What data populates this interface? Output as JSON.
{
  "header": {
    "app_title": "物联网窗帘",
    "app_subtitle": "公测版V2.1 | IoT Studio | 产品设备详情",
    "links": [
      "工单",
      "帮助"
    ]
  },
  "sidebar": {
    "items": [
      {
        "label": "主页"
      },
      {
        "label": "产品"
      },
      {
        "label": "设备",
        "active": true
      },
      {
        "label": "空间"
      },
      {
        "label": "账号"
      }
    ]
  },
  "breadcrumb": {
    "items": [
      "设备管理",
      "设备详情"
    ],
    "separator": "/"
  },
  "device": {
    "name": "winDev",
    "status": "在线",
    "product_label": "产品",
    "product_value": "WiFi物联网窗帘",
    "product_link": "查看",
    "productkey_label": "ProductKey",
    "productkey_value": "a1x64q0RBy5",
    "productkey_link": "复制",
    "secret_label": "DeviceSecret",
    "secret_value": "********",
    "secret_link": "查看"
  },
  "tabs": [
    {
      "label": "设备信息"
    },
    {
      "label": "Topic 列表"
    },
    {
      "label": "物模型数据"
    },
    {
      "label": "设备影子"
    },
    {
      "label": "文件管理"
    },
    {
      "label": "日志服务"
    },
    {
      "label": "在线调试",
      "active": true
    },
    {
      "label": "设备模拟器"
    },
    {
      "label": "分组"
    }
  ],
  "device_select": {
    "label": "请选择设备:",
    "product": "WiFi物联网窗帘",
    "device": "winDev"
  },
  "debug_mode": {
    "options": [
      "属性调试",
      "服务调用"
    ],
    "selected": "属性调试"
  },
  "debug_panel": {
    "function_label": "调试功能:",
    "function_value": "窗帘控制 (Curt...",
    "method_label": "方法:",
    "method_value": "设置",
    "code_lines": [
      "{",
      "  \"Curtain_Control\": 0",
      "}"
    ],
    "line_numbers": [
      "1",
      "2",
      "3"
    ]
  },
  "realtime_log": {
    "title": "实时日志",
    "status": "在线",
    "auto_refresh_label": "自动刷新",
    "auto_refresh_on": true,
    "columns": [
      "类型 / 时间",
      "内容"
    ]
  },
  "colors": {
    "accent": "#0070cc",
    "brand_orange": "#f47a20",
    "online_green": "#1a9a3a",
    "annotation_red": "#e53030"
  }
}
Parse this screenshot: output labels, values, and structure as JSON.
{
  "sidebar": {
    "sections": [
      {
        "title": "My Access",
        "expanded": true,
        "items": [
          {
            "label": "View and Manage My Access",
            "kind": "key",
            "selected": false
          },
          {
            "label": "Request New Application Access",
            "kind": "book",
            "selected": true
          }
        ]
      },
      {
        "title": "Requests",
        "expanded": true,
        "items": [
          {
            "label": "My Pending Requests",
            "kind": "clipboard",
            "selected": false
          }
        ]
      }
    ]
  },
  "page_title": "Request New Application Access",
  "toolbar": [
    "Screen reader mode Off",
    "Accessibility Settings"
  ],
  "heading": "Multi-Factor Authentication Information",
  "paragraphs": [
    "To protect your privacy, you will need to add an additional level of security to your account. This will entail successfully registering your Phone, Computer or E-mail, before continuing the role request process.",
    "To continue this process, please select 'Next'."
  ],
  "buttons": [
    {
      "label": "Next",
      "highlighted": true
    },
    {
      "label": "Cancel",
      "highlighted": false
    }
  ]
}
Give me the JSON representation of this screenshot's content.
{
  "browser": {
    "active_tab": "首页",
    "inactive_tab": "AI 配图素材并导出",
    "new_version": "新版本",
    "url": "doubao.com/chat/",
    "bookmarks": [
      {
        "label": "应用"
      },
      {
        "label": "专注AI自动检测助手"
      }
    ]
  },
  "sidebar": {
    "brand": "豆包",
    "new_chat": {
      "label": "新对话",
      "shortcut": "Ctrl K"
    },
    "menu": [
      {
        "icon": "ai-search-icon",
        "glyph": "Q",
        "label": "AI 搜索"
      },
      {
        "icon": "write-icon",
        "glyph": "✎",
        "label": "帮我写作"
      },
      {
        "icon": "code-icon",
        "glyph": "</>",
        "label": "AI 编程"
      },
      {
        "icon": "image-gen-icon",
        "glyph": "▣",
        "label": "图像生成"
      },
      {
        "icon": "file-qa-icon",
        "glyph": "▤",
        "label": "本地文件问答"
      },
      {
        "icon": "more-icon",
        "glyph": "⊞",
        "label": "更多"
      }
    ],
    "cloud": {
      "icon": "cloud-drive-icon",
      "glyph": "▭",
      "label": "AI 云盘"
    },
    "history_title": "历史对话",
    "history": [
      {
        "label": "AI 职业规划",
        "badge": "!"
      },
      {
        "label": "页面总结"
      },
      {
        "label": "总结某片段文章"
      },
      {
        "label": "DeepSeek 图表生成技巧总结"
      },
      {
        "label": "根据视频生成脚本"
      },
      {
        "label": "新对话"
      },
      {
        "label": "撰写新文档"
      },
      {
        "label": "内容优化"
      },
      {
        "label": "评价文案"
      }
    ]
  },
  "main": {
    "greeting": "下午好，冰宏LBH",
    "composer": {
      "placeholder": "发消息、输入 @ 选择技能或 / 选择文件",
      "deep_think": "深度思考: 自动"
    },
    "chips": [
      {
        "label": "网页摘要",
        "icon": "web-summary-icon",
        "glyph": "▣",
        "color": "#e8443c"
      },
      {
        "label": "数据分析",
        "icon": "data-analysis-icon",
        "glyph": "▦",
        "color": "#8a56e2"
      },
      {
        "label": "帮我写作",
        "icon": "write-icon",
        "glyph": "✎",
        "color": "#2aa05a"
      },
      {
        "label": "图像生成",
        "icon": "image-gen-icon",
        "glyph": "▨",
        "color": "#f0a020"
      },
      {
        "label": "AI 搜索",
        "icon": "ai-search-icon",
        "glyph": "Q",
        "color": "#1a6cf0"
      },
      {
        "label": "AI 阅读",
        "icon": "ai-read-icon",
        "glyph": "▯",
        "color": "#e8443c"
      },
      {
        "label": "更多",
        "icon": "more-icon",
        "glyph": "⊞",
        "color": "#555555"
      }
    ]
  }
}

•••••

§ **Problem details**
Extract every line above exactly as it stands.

§ **Solution to the exercise**
What data populates this interface? Output as JSON.
{
  "header": {
    "app_title": "物联网窗帘",
    "app_subtitle": "公测版V2.1 | IoT Studio | 产品设备详情",
    "links": [
      "工单",
      "帮助"
    ]
  },
  "sidebar": {
    "items": [
      {
        "label": "主页"
      },
      {
        "label": "产品"
      },
      {
        "label": "设备",
        "active": true
      },
      {
        "label": "空间"
      },
      {
        "label": "账号"
      }
    ]
  },
  "breadcrumb": {
    "items": [
      "设备管理",
      "设备详情"
    ],
    "separator": "/"
  },
  "device": {
    "name": "winDev",
    "status": "在线",
    "product_label": "产品",
    "product_value": "WiFi物联网窗帘",
    "product_link": "查看",
    "productkey_label": "ProductKey",
    "productkey_value": "a1x64q0RBy5",
    "productkey_link": "复制",
    "secret_label": "DeviceSecret",
    "secret_value": "********",
    "secret_link": "查看"
  },
  "tabs": [
    {
      "label": "设备信息"
    },
    {
      "label": "Topic 列表"
    },
    {
      "label": "物模型数据"
    },
    {
      "label": "设备影子"
    },
    {
      "label": "文件管理"
    },
    {
      "label": "日志服务"
    },
    {
      "label": "在线调试",
      "active": true
    },
    {
      "label": "设备模拟器"
    },
    {
      "label": "分组"
    }
  ],
  "device_select": {
    "label": "请选择设备:",
    "product": "WiFi物联网窗帘",
    "device": "winDev"
  },
  "debug_mode": {
    "options": [
      "属性调试",
      "服务调用"
    ],
    "selected": "属性调试"
  },
  "debug_panel": {
    "function_label": "调试功能:",
    "function_value": "窗帘控制 (Curt...",
    "method_label": "方法:",
    "method_value": "设置",
    "code_lines": [
      "{",
      "  \"Curtain_Control\": 0",
      "}"
    ],
    "line_numbers": [
      "1",
      "2",
      "3"
    ]
  },
  "realtime_log": {
    "title": "实时日志",
    "status": "在线",
    "auto_refresh_label": "自动刷新",
    "auto_refresh_on": true,
    "columns": [
      "类型 / 时间",
      "内容"
    ]
  },
  "colors": {
    "accent": "#0070cc",
    "brand_orange": "#f47a20",
    "online_green": "#1a9a3a",
    "annotation_red": "#e53030"
  }
}
Parse this screenshot: output labels, values, and structure as JSON.
{
  "sidebar": {
    "sections": [
      {
        "title": "My Access",
        "expanded": true,
        "items": [
          {
            "label": "View and Manage My Access",
            "kind": "key",
            "selected": false
          },
          {
            "label": "Request New Application Access",
            "kind": "book",
            "selected": true
          }
        ]
      },
      {
        "title": "Requests",
        "expanded": true,
        "items": [
          {
            "label": "My Pending Requests",
            "kind": "clipboard",
            "selected": false
          }
        ]
      }
    ]
  },
  "page_title": "Request New Application Access",
  "toolbar": [
    "Screen reader mode Off",
    "Accessibility Settings"
  ],
  "heading": "Multi-Factor Authentication Information",
  "paragraphs": [
    "To protect your privacy, you will need to add an additional level of security to your account. This will entail successfully registering your Phone, Computer or E-mail, before continuing the role request process.",
    "To continue this process, please select 'Next'."
  ],
  "buttons": [
    {
      "label": "Next",
      "highlighted": true
    },
    {
      "label": "Cancel",
      "highlighted": false
    }
  ]
}
Give me the JSON representation of this screenshot's content.
{
  "browser": {
    "active_tab": "首页",
    "inactive_tab": "AI 配图素材并导出",
    "new_version": "新版本",
    "url": "doubao.com/chat/",
    "bookmarks": [
      {
        "label": "应用"
      },
      {
        "label": "专注AI自动检测助手"
      }
    ]
  },
  "sidebar": {
    "brand": "豆包",
    "new_chat": {
      "label": "新对话",
      "shortcut": "Ctrl K"
    },
    "menu": [
      {
        "icon": "ai-search-icon",
        "glyph": "Q",
        "label": "AI 搜索"
      },
      {
        "icon": "write-icon",
        "glyph": "✎",
        "label": "帮我写作"
      },
      {
        "icon": "code-icon",
        "glyph": "</>",
        "label": "AI 编程"
      },
      {
        "icon": "image-gen-icon",
        "glyph": "▣",
        "label": "图像生成"
      },
      {
        "icon": "file-qa-icon",
        "glyph": "▤",
        "label": "本地文件问答"
      },
      {
        "icon": "more-icon",
        "glyph": "⊞",
        "label": "更多"
      }
    ],
    "cloud": {
      "icon": "cloud-drive-icon",
      "glyph": "▭",
      "label": "AI 云盘"
    },
    "history_title": "历史对话",
    "history": [
      {
        "label": "AI 职业规划",
        "badge": "!"
      },
      {
        "label": "页面总结"
      },
      {
        "label": "总结某片段文章"
      },
      {
        "label": "DeepSeek 图表生成技巧总结"
      },
      {
        "label": "根据视频生成脚本"
      },
      {
        "label": "新对话"
      },
      {
        "label": "撰写新文档"
      },
      {
        "label": "内容优化"
      },
      {
        "label": "评价文案"
      }
    ]
  },
  "main": {
    "greeting": "下午好，冰宏LBH",
    "composer": {
      "placeholder": "发消息、输入 @ 选择技能或 / 选择文件",
      "deep_think": "深度思考: 自动"
    },
    "chips": [
      {
        "label": "网页摘要",
        "icon": "web-summary-icon",
        "glyph": "▣",
        "color": "#e8443c"
      },
      {
        "label": "数据分析",
        "icon": "data-analysis-icon",
        "glyph": "▦",
        "color": "#8a56e2"
      },
      {
        "label": "帮我写作",
        "icon": "write-icon",
        "glyph": "✎",
        "color": "#2aa05a"
      },
      {
        "label": "图像生成",
        "icon": "image-gen-icon",
        "glyph": "▨",
        "color": "#f0a020"
      },
      {
        "label": "AI 搜索",
        "icon": "ai-search-icon",
        "glyph": "Q",
        "color": "#1a6cf0"
      },
      {
        "label": "AI 阅读",
        "icon": "ai-read-icon",
        "glyph": "▯",
        "color": "#e8443c"
      },
      {
        "label": "更多",
        "icon": "more-icon",
        "glyph": "⊞",
        "color": "#555555"
      }
    ]
  }
}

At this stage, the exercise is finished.